The Lesbian Orgasm Gap

Perhaps the biggest orgasm gap is between people of different sexual orientations. In a 2017 study, 65% of heterosexual women said they usually or always have an orgasm during sex (the lowest of all orientations studied) compared to 86% of lesbian women.

The Lesbian Orgasm Gap - The Sequel

Straight men, of course, reported the highest rates of orgasm (95%), but gay women were nearly the same as gay men (89%) and bisexual men (88%). The takeaway: When women have sex with women, they orgasm about as much as men.

How to Close the Orgasm Gap: The Clitoris

How might we begin to close the orgasm gap? “The number-one reason for the orgasm gap—and it’s not the only one—is our cultural ignorance of the clitoris,” psychologist Laurie Mintz said in a 2019 interview with NBC News. 
In a 2015 survey published in the Journal of Sex & Marital Therapy, 36% of women reported that clitoral stimulation helped them orgasm during sex, while only 18% said they orgasmed from intercourse alone.

How to Close the Orgasm Gap: The Clitoris Part 2

In a 2012 study published in the American Sociological Review, researchers found that women were more likely to reach orgasm when they received oral sex and when they received direct stimulation of the clitoris, the nerve-rich part of the vulva with 8,000 nerve endings in the tip alone.
A 2015 survey of women ages 18 to 40 found that many respondents attributed their difficulty orgasming during straight sex to either not enough clitoral stimulation (38%) or not the right kind of clitoral stimulation (35%).

How to Close the Orgasm Gap: The Clitoris Part 3

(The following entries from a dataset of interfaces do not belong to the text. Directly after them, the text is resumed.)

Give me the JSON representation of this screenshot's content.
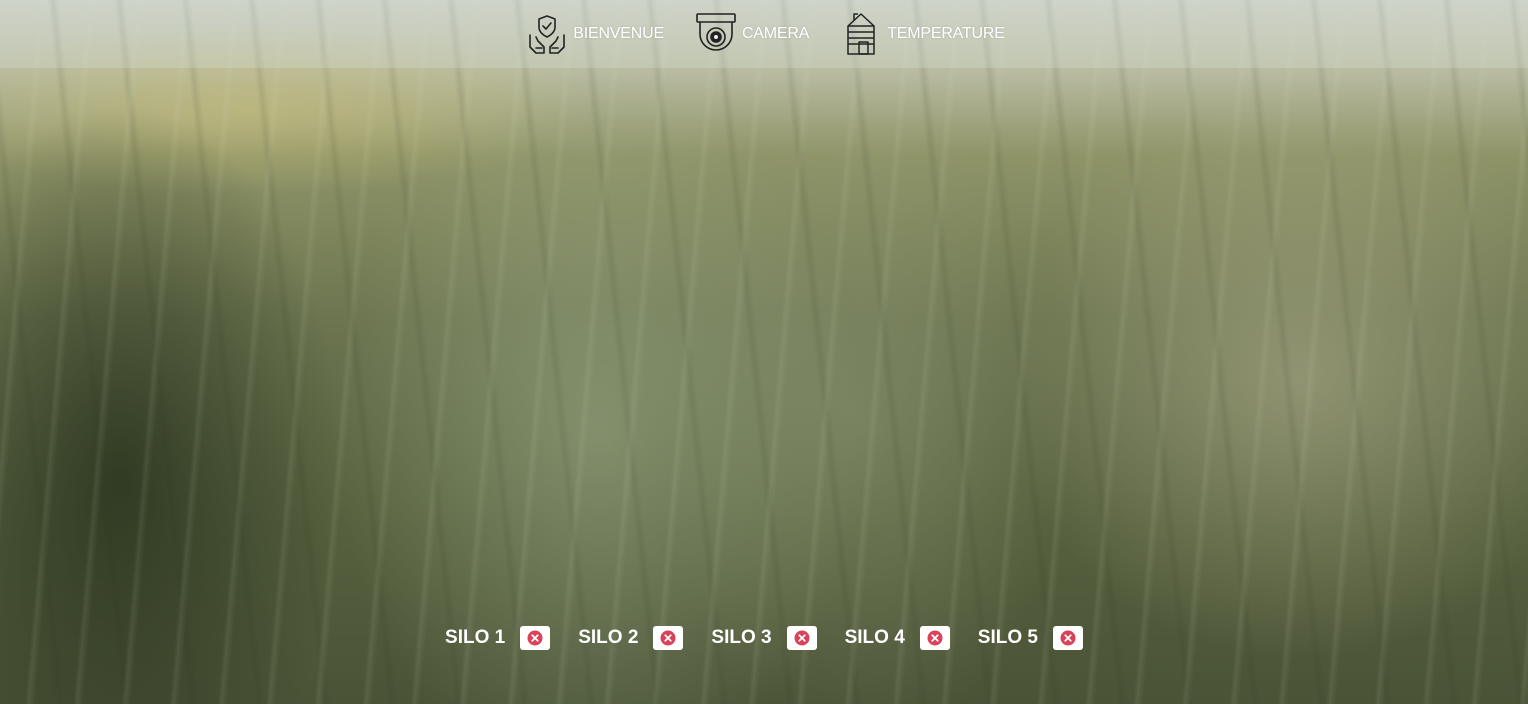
{
  "nav": {
    "items": [
      {
        "label": "BIENVENUE",
        "icon": "hands-shield-icon"
      },
      {
        "label": "CAMERA",
        "icon": "security-camera-icon"
      },
      {
        "label": "TEMPERATURE",
        "icon": "silo-icon"
      }
    ]
  },
  "silos": {
    "items": [
      {
        "label": "SILO 1",
        "status_icon": "error-x-icon"
      },
      {
        "label": "SILO 2",
        "status_icon": "error-x-icon"
      },
      {
        "label": "SILO 3",
        "status_icon": "error-x-icon"
      },
      {
        "label": "SILO 4",
        "status_icon": "error-x-icon"
      },
      {
        "label": "SILO 5",
        "status_icon": "error-x-icon"
      }
    ]
  },
  "colors": {
    "status_error": "#d9435a",
    "nav_text": "#ffffff"
  }
}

Sigmund Freud theorized that there were two types of orgasm: vaginal and clitoral. He popularized the myth that the vagina is central to female pleasure, which Alfred Kinsey disproved in 1953. Kinsey found that women orgasm easily and reliably from direct clitoral stimulation when masturbating. Similarly, researcher Shere Hite determined in the 1970s that 95% of women orgasm easily within minutes when they masturbate. 

How to Close the Orgasm Gap: Oral Sex

The results of a 2017 study in the journal Archives of Sexual Behavior indicated that straight women and gay and bisexual men and women are more likely to orgasm when they receive oral sex. Only straight men saw no link between oral sex and frequency of reaching orgasm.